The movie has two saving graces, and they go by the names of Simon Yam and Michael Miu. I've seen Yam in so many smarmy villain roles that I'm still surprised he can play heroes; his many decades of acting experience give him the gravitas and screen presence to emerge unscathed from a Wong Jing movie. He even manages to almost - almost - sell the "feeling" scene. Miu may not have had the career his TVB peers from the early 80s (which included Chow Yun-Fat and Tony Leung Chiu-Wai) had, but he's another old pro, and he turns in an equally classy performance. That's about it for noteworthy acting in this film, really. Fala Chen is way too young and pretty to be a believable police chief. Liu Yang is a nice eye-washer, but her character is just horribly written. Kenny Wong hardly has anything to do. And what's up with the soft-focus on every single shot of Qu Ying? Why her and no one else? Who makes these kinds of decisions??

I said before that I feel like watching more Cantonese films. But it's stuff like this that reminds me why the Hong Kong film industry, that once turned out some of the most terrifically entertaining movies ever made, is now a shadow of its former glory. (And it's not even really Wong Jing's fault; at least he's still making movies and making money, and keeping the industry alive.) No, it isn't worth braving this kind of crap just to garner more international hits for my blog - and it certainly isn't worth sharing a theatre with annoying, inconsiderate, and downright assholic cinemagoers, who for some reason tend to gravitate to Wong Jing movies. Seriously, even a typical Malay movie audience is better-behaved; at least they're there to actually enjoy the movie.

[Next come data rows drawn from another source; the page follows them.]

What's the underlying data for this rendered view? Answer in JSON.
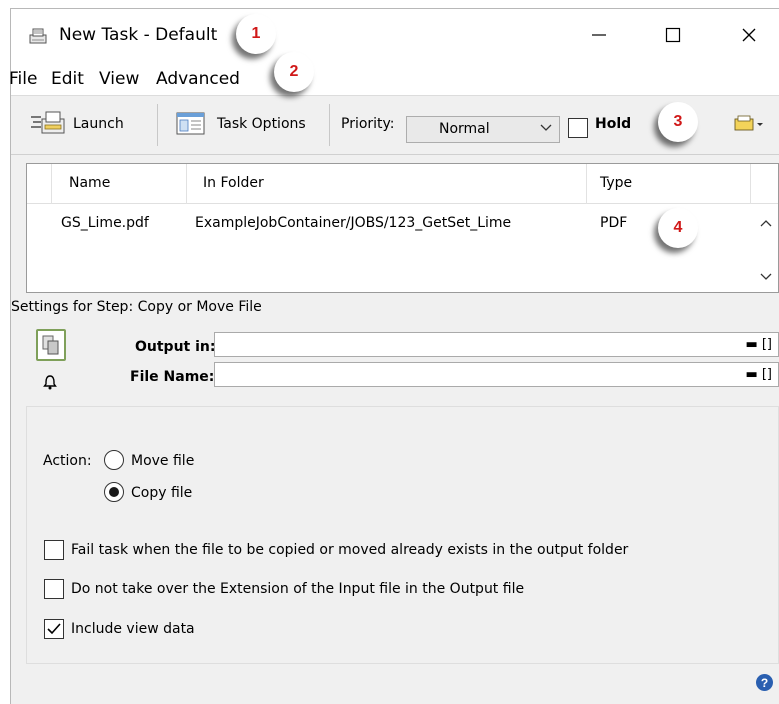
{
  "window": {
    "title": "New Task - Default",
    "minimize_glyph": "—",
    "maximize_glyph": "☐",
    "close_glyph": "✕"
  },
  "callouts": [
    "1",
    "2",
    "3",
    "4"
  ],
  "menu": [
    "File",
    "Edit",
    "View",
    "Advanced"
  ],
  "toolbar": {
    "launch_label": "Launch",
    "task_options_label": "Task Options",
    "priority_label": "Priority:",
    "priority_value": "Normal",
    "hold_label": "Hold",
    "hold_checked": false
  },
  "file_list": {
    "columns": [
      "Name",
      "In Folder",
      "Type"
    ],
    "rows": [
      {
        "name": "GS_Lime.pdf",
        "folder": "ExampleJobContainer/JOBS/123_GetSet_Lime",
        "type": "PDF"
      }
    ]
  },
  "settings": {
    "title": "Settings for Step: Copy or Move File",
    "output_in_label": "Output in:",
    "output_in_value": "",
    "file_name_label": "File Name:",
    "file_name_value": "",
    "field_btn_folder": "▬",
    "field_btn_brackets": "[]"
  },
  "panel": {
    "action_label": "Action:",
    "move_label": "Move file",
    "copy_label": "Copy file",
    "selected_action": "copy",
    "fail_label": "Fail task when the file to be copied or moved already exists in the output folder",
    "fail_checked": false,
    "extension_label": "Do not take over the Extension of the Input file in the Output file",
    "extension_checked": false,
    "include_view_label": "Include view data",
    "include_view_checked": true
  },
  "help_glyph": "?",
  "colors": {
    "callout_number": "#d01818",
    "step_icon_border": "#7fa05a",
    "help_icon": "#2a5fb0"
  }
}
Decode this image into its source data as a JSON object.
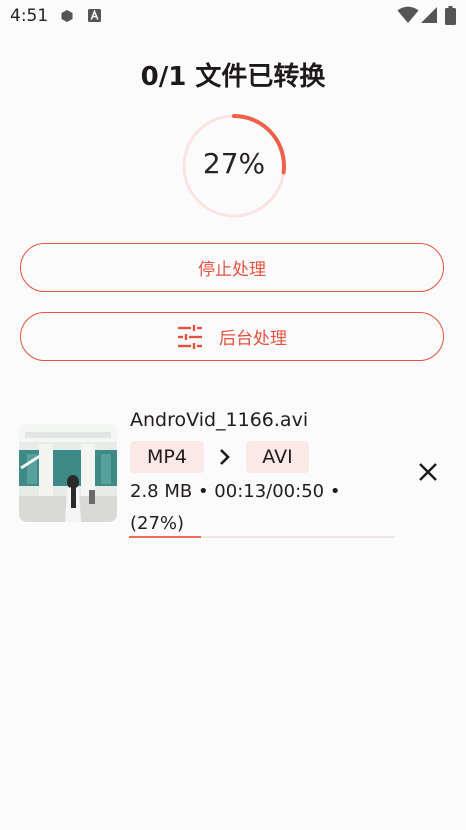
{
  "status_bar": {
    "time": "4:51"
  },
  "title": "0/1 文件已转换",
  "progress": {
    "text": "27%",
    "value": 0.27
  },
  "buttons": {
    "stop_label": "停止处理",
    "background_label": "后台处理"
  },
  "file": {
    "name": "AndroVid_1166.avi",
    "source_format": "MP4",
    "target_format": "AVI",
    "meta": "2.8 MB • 00:13/00:50 • (27%)",
    "progress_value": 0.27
  },
  "colors": {
    "accent": "#e5533f",
    "chip_bg": "#fbe9e6",
    "ring_track": "#fbe4df",
    "background": "#fcfbfb"
  }
}
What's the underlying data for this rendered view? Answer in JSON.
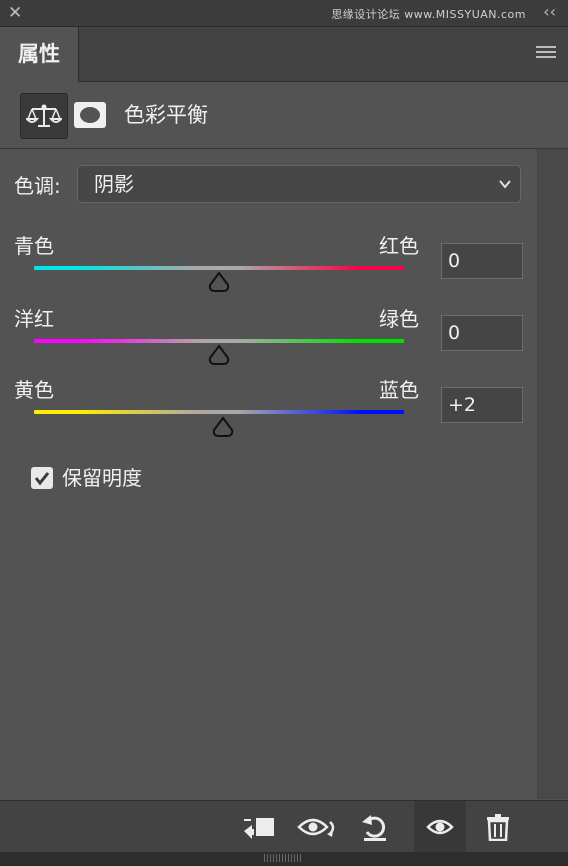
{
  "titlebar": {
    "close_icon": "close-icon",
    "watermark": "思缘设计论坛 www.MISSYUAN.com",
    "collapse_icon": "double-chevron-icon"
  },
  "tabs": [
    {
      "label": "属性",
      "active": true
    }
  ],
  "panel_menu_icon": "hamburger-menu-icon",
  "adjustment": {
    "icon": "balance-scale-icon",
    "mask_icon": "layer-mask-icon",
    "title": "色彩平衡"
  },
  "tone": {
    "label": "色调:",
    "selected": "阴影"
  },
  "sliders": [
    {
      "left_label": "青色",
      "right_label": "红色",
      "value": "0",
      "numeric": 0,
      "gradient": [
        "#00e5e5",
        "#ff0040"
      ]
    },
    {
      "left_label": "洋红",
      "right_label": "绿色",
      "value": "0",
      "numeric": 0,
      "gradient": [
        "#ff00ff",
        "#00e000"
      ]
    },
    {
      "left_label": "黄色",
      "right_label": "蓝色",
      "value": "+2",
      "numeric": 2,
      "gradient": [
        "#ffee00",
        "#0010ff"
      ]
    }
  ],
  "preserve_luminosity": {
    "label": "保留明度",
    "checked": true
  },
  "footer": {
    "icons": [
      "clip-to-layer-icon",
      "view-previous-icon",
      "reset-icon",
      "visibility-eye-icon",
      "trash-icon"
    ]
  },
  "colors": {
    "panel_bg": "#535353",
    "text": "#f0f0f0"
  }
}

NEXT REVIEW: 2 Hati 1 Jiwa
Expectations: hey, a movie directed by a guy with his own Facebook fan page can't be that bad, right? *snicker*

Update: Yikes. Looks like 2 Hati 1 Jiwa has ended its run in the Klang Valley; I'd have to go to Sungei Petani to catch it. So, no review then. Terrible loss, I'm sure.

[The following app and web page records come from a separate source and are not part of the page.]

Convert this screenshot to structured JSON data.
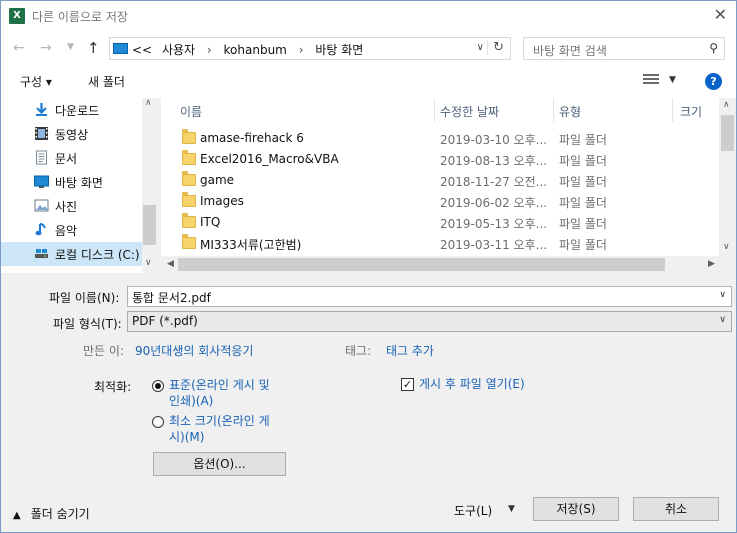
{
  "window": {
    "title": "다른 이름으로 저장",
    "app_icon": "X",
    "close_glyph": "✕"
  },
  "nav": {
    "breadcrumb": [
      "<<",
      "사용자",
      "kohanbum",
      "바탕 화면"
    ],
    "search_placeholder": "바탕 화면 검색"
  },
  "toolbar": {
    "organize_label": "구성 ▾",
    "new_folder_label": "새 폴더"
  },
  "sidebar": {
    "items": [
      {
        "label": "다운로드",
        "icon": "download-icon"
      },
      {
        "label": "동영상",
        "icon": "video-icon"
      },
      {
        "label": "문서",
        "icon": "document-icon"
      },
      {
        "label": "바탕 화면",
        "icon": "desktop-icon"
      },
      {
        "label": "사진",
        "icon": "picture-icon"
      },
      {
        "label": "음악",
        "icon": "music-icon"
      },
      {
        "label": "로컬 디스크 (C:)",
        "icon": "disk-icon",
        "selected": true
      }
    ]
  },
  "files": {
    "columns": [
      "이름",
      "수정한 날짜",
      "유형",
      "크기"
    ],
    "rows": [
      {
        "name": "amase-firehack 6",
        "date": "2019-03-10 오후...",
        "type": "파일 폴더"
      },
      {
        "name": "Excel2016_Macro&VBA",
        "date": "2019-08-13 오후...",
        "type": "파일 폴더"
      },
      {
        "name": "game",
        "date": "2018-11-27 오전...",
        "type": "파일 폴더"
      },
      {
        "name": "Images",
        "date": "2019-06-02 오후...",
        "type": "파일 폴더"
      },
      {
        "name": "ITQ",
        "date": "2019-05-13 오후...",
        "type": "파일 폴더"
      },
      {
        "name": "MI333서류(고한범)",
        "date": "2019-03-11 오후...",
        "type": "파일 폴더"
      }
    ]
  },
  "form": {
    "filename_label": "파일 이름(N):",
    "filename_value": "통합 문서2.pdf",
    "filetype_label": "파일 형식(T):",
    "filetype_value": "PDF (*.pdf)",
    "author_label": "만든 이:",
    "author_value": "90년대생의 회사적응기",
    "tags_label": "태그:",
    "tags_value": "태그 추가",
    "optimize_label": "최적화:",
    "opt_standard": "표준(온라인 게시 및\n인쇄)(A)",
    "opt_minimum": "최소 크기(온라인 게\n시)(M)",
    "open_after_publish": "게시 후 파일 열기(E)",
    "options_button": "옵션(O)...",
    "hide_folders": "폴더 숨기기",
    "tools_label": "도구(L)",
    "save_button": "저장(S)",
    "cancel_button": "취소"
  },
  "colors": {
    "selected_bg": "#cde6f7",
    "link": "#1a62b5",
    "help": "#0a63c9",
    "folder": "#f7d36c"
  }
}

NEXT REVIEW: Lu Pikirlah Sendiri
Expectations: if it sucks as bad as I expect it to, I already have a snarky headline for my review all prepared

3 comments: said...

ya will watch this soon!
nanged u. nang this to share ur thoughts towards Zambry's victory....

McGarmott said...

Huh, you got a nuffnang spammer.

Anyway, lucky for you this week there are so many movies out. So many, in fact, and out of 9 new releases I actually want to see 7 of them! I even planned it out and turns out it is just about possible to squeeze all 7 movies in a single Saturday based on 1U's schedule (starting from 11 am and ending at 3 am)!

It's just too bad I'm leaving KL this weekend. Bugger! Or else I would've done it.

For the record, I'm planning to watch (if not all at once, then at some point) Percy Jackson, Wolfman, Valentine's Day, 72 Tenants Of Prosperity, 14 Blades, True Legend and Little Big Soldier.

TMBF said...

I'm planning to watch most of those too. Hope I can find the time. :P